Liberating hit points and saves from class

The main way in which class is important in D&D3.5 is in the assignment of feats, saving throws and HPs to classes. The feats part is easy to change, but liberating saving throws and HPs from their class origins requires a little more care. This is done in Compromise and Conceit by turning both Hit Points and saving throws into skills. The four skills for all saving throws are:

Fortitude: Fortitude is the skill which determines your resistance to poison, disease, etc., and also the number of wounds you can suffer before dying.

Reflexes: Your save against traps, elemental spells, and also your difficulty to hit in combat.

Will: Your save vs. mind attack spells

Presence: Your coolness under fire, used to determine intiative and for resistance to  fear

Every wound suffered is a -1 penalty on all actions; so there is a direct trade-off between ranks in fortitude and other key skills.

Other key skills: Base Attack, Spellcraft and Concentration

Concentration: serves the same role as in the d20 system, but also determines how many fatigues a spell-caster can suffer from failing to beat spell DCs

Spellcraft: spell attacks are resolved as a challenged skill check between spellcraft and the appropriate saving throw skill.

Base Attack: Combat attacks are resolved as a challenged skill check between base attack and reflexes. The DC to hit the target is 10+reflexes, or 2d10+reflexes if the target has the dodge feat.

All these actions are penalised by wounds taken. The damage done by a spell or attack is given by the difference between the skill roll and the target, with a maximum determined by the weapon or the spell. For example, maximum damage for a dagger is 1 wound. Armour can reduce this by up to the damage reduction value of the armour, but a successful attack always does at least one non-fatal wound.

Ability scores

The character gets 2 points to distribute between the six scores (strength, dexterity, constitution, intelligence, wisdom, charisma), which are represented as positive or negative effects on all the skills they affect. So for example a fighter might choose +2 on strength and constitution, +1 on dexterity, and -1 on the remaining scores.

Class and non-class skills

At first level, all players choose 5 skills to be class skills, and the remainder are non-class skills.

Skill development points

Characters at first level have 20 skill development points, and then 5 at every level thereafter. Skills are bought at 1 rank for 1 point (class skills) or 1 rank for 2 points (non-class skills).

Class skills can have a maximum of [level+3] ranks; non-class skills half that (rounded up).

Feats

At first level characters take 5 feats. Characters can opt to spend 1 feat on minor magic, 2 feats on major magic, or 1 feat on extra skills.

Magic and skill feats

Minor magic: character can use spells of a level up to that of the character. Spells are resolved using a skill appropriate to the realm of magic (e.g. presence for the  Regency School).

Major magic: characters can use spells of up to [level +3]. Characters need to choose spellcraft as a class skill.

Extra skills: character gains 24 skill points at first level and 6 per level thereafter.

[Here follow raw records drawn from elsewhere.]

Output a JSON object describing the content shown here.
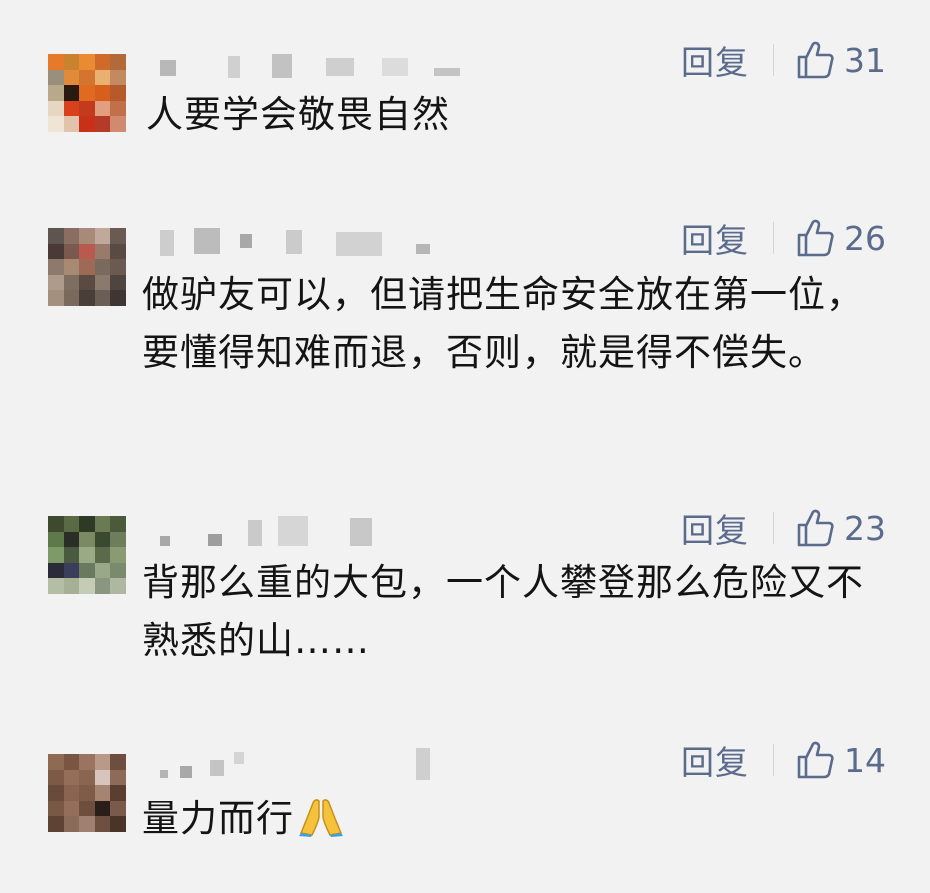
{
  "comments": [
    {
      "reply_label": "回复",
      "likes": "31",
      "text": "人要学会敬畏自然"
    },
    {
      "reply_label": "回复",
      "likes": "26",
      "text": "做驴友可以，但请把生命安全放在第一位，要懂得知难而退，否则，就是得不偿失。"
    },
    {
      "reply_label": "回复",
      "likes": "23",
      "text": "背那么重的大包，一个人攀登那么危险又不熟悉的山……"
    },
    {
      "reply_label": "回复",
      "likes": "14",
      "text": "量力而行",
      "emoji": "folded-hands-icon"
    }
  ],
  "colors": {
    "action": "#5b6b8c",
    "text": "#141414",
    "background": "#f2f2f2"
  }
}
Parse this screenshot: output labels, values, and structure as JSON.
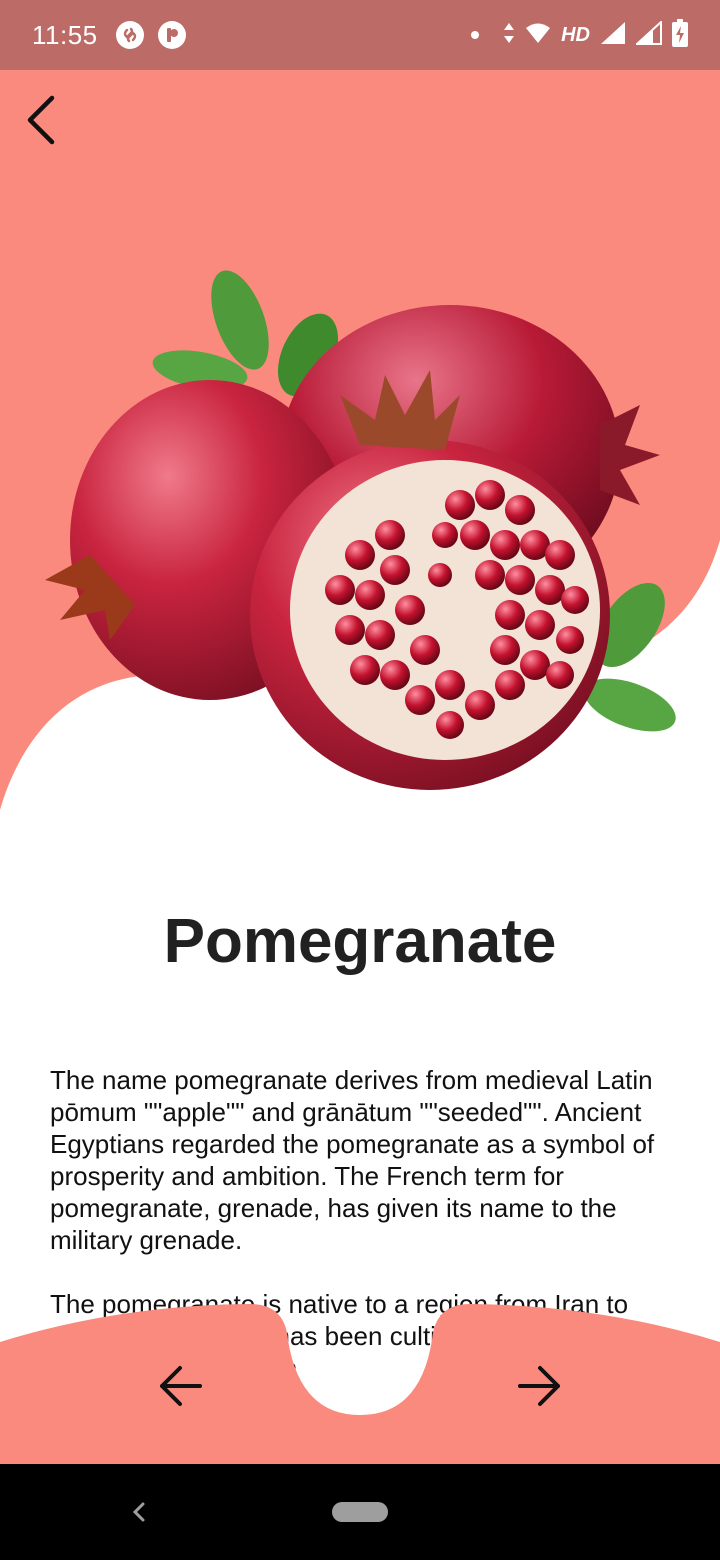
{
  "status_bar": {
    "time": "11:55",
    "network_label": "HD",
    "icons": [
      "shazam-icon",
      "profile-icon",
      "dot-icon",
      "data-arrows-icon",
      "wifi-icon",
      "signal-icon",
      "signal-icon",
      "battery-charging-icon"
    ]
  },
  "header": {
    "back_icon": "chevron-left-icon",
    "background_color": "#fb8a7e"
  },
  "fruit": {
    "name": "Pomegranate",
    "image_icon": "pomegranate-image",
    "description": [
      "The name pomegranate derives from medieval Latin pōmum \"\"apple\"\" and grānātum \"\"seeded\"\". Ancient Egyptians regarded the pomegranate as a symbol of prosperity and ambition. The French term for pomegranate, grenade, has given its name to the military grenade.",
      "The pomegranate is native to a region from Iran to northern India, and has been cultivated throughout the Mediterranean region"
    ]
  },
  "bottom_nav": {
    "prev_icon": "arrow-left-icon",
    "next_icon": "arrow-right-icon",
    "background_color": "#fb8a7e"
  },
  "system_nav": {
    "back_icon": "system-back-icon",
    "home_icon": "system-home-pill-icon"
  }
}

Fatal and non-fatal wounds

Fatal wounds can be healed slowly or by magic, and when a character receives more wounds than their fortitude skill total they are dying.

Non-fatal wounds are bruising and shock, and heal at a rate of 1 per hour of full rest. If the last wound a character takes before exceeding their fortitude skill total is non-fatal, they go unconscious and do not die.

That’s the whole character creation system. Characters gain a new feat every 2 levels (including level 2), and a stat increase of +1 every 5 levels. Gaining levels is essentially trivial – distribute 5 skill points and choose a feat. I tend to be pretty casual about what feats can be (witness Anna Labrousse’s powerful voice) and have broken most of the rules at some stage, but that’s because I like characters to be interesting rather than balanced. Does it work? Comments welcome…

Advertisements